  • Required Disclosures to Participants — Specific information regarding the automatic rollover must be provided to the plan participant in the summary plan description or summary of material modifications.
  • Prohibited Transactions — Plan fiduciary could not engage in any prohibited transaction in connection with the selection of the IRA provider or investment.

This automatic rollover requirement, which was added to the Internal Revenue Code as part of the Economic Growth and Reconciliation Act of 2001 (EGTRRA), is expected to be effective six months after the final safe harbor regulations are published in the Federal Register. The DOL limited the comment period to 30 days so that the final regulations can be issued by Congress' target of June 2004.

The DOL also released a proposed class exemption on March 1 that would allow certain plan sponsors to use their own services and products in connection with rollovers from their own retirement plans. For more information, contact Jan Jacobson, Council director, retirement policy, at (202) 289-6700.

Banking Committee Hears Testimony on Hard 4 p.m. Close

On March 2, the Senate Committee on Banking, Housing and Urban Affairs held the latest in a series of hearings focusing on the mutual fund industry, focusing for the first time on the Security and Exchange Commission's (SEC) hard 4:00 p.m. (Eastern Time) close proposal. Committee Chairman Richard Shelby (R-AL) stated in his opening remarks that the hard 4 p.m. proposal was particularly unfair to 401(k) investors, and his questions focused on how to use technology to ensure that the practice of late trading is eliminated while allowing for exceptions to the proposed hard 4 p.m. close rule. He emphasized that an unalterable audit trail was imperative.

The Committee received testimony from two panels of witnesses. The first panel focused on mutual fund governance issues, and the second panel focused exclusively on the SEC's hard 4 p.m. proposal.

Each of the first panel witnesses addressed the various proposals that would require an independent chair and a minimum number of independent directors. The witnesses were in general agreement on these issues, agreeing that each mutual fund should have the freedom to choose whether to have an independent chair and emphasizing that such a decision should not be mandated by legislation. Most of the witnesses also agreed that the definition of "independent" should be tightened and clarified. All of the witnesses agreed that either a two-thirds or 75 percent independent director requirement was a good idea.

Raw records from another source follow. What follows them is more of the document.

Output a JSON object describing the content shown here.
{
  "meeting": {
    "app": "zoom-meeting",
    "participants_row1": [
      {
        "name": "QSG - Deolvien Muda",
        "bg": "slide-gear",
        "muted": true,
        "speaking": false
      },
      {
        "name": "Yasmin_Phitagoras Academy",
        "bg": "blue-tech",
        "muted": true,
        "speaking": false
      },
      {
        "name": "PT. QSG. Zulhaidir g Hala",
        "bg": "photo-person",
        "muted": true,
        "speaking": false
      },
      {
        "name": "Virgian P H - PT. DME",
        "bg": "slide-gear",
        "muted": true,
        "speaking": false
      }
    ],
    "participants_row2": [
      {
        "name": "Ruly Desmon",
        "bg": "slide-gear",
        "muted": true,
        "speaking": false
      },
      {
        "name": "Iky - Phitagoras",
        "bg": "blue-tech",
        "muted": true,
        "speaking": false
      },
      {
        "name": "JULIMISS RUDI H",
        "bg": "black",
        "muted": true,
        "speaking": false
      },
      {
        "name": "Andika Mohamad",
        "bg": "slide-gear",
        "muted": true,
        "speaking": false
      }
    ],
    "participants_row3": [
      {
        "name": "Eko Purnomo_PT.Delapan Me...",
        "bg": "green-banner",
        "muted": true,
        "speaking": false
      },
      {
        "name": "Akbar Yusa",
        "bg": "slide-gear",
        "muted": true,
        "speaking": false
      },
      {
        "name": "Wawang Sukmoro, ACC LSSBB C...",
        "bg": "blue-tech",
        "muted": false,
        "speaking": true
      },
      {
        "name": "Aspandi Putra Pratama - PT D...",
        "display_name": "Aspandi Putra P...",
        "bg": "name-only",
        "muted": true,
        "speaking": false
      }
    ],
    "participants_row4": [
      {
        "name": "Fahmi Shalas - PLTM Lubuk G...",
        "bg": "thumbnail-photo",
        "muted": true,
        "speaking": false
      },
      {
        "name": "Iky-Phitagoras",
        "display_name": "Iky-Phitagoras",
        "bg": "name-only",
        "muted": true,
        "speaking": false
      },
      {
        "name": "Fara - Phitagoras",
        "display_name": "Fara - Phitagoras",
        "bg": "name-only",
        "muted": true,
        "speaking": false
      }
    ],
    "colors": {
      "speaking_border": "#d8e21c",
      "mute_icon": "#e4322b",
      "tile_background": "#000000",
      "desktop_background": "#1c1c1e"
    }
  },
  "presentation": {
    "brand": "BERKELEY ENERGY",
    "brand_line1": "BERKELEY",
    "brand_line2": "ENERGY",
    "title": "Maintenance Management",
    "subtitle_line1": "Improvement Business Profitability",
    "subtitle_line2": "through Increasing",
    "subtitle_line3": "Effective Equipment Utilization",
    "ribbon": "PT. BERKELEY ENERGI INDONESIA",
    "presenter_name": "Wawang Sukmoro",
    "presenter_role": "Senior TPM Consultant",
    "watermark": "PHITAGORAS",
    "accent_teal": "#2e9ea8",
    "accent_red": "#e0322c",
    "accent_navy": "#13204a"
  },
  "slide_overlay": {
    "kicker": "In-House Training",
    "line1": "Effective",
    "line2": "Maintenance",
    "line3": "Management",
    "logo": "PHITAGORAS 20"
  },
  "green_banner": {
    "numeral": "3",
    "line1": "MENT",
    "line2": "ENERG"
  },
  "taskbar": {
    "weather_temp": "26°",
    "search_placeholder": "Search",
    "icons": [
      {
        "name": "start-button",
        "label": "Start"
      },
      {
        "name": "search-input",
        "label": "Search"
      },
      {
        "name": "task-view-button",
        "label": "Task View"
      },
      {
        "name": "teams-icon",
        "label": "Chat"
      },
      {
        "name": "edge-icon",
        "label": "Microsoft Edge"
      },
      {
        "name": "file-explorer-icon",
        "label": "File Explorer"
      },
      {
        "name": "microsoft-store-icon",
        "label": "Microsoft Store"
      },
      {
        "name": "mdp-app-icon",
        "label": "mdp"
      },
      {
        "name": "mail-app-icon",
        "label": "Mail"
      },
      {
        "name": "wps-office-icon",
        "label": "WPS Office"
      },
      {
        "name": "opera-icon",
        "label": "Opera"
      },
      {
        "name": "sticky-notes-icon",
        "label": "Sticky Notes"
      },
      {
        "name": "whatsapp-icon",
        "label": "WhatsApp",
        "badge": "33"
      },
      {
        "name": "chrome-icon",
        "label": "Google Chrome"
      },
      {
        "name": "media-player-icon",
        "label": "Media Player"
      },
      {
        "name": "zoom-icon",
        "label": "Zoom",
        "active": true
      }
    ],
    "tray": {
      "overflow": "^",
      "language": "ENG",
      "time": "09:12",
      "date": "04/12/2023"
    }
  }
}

In the second panel, the witnesses applauded the SEC's efforts to eliminate the practice of late trading. However, there was general agreement that the hard 4:00 rule would disproportionately impact retirement plan participants. As a result, the majority of witnesses emphatically supported an intermediary exception to a hard 4:00 p.m. close. Witnesses noted that much of the technology needed to produce a verifiable audit trail was already available, and that the remainder should be available in the near future.

Witness testimony is available on the Banking Committee's hearing Web page. Further hearings on this issue are still likely. For more information, contact Jan Jacobson, Council director, retirement policy, at (202) 289-6700.


The American Benefits Council is the national trade association for companies concerned about federal legislation and regulations affecting all aspects of the employee benefits system. The Council's members represent the entire spectrum of the private employee benefits community and either sponsor directly or administer retirement and health plans covering more than 100 million Americans.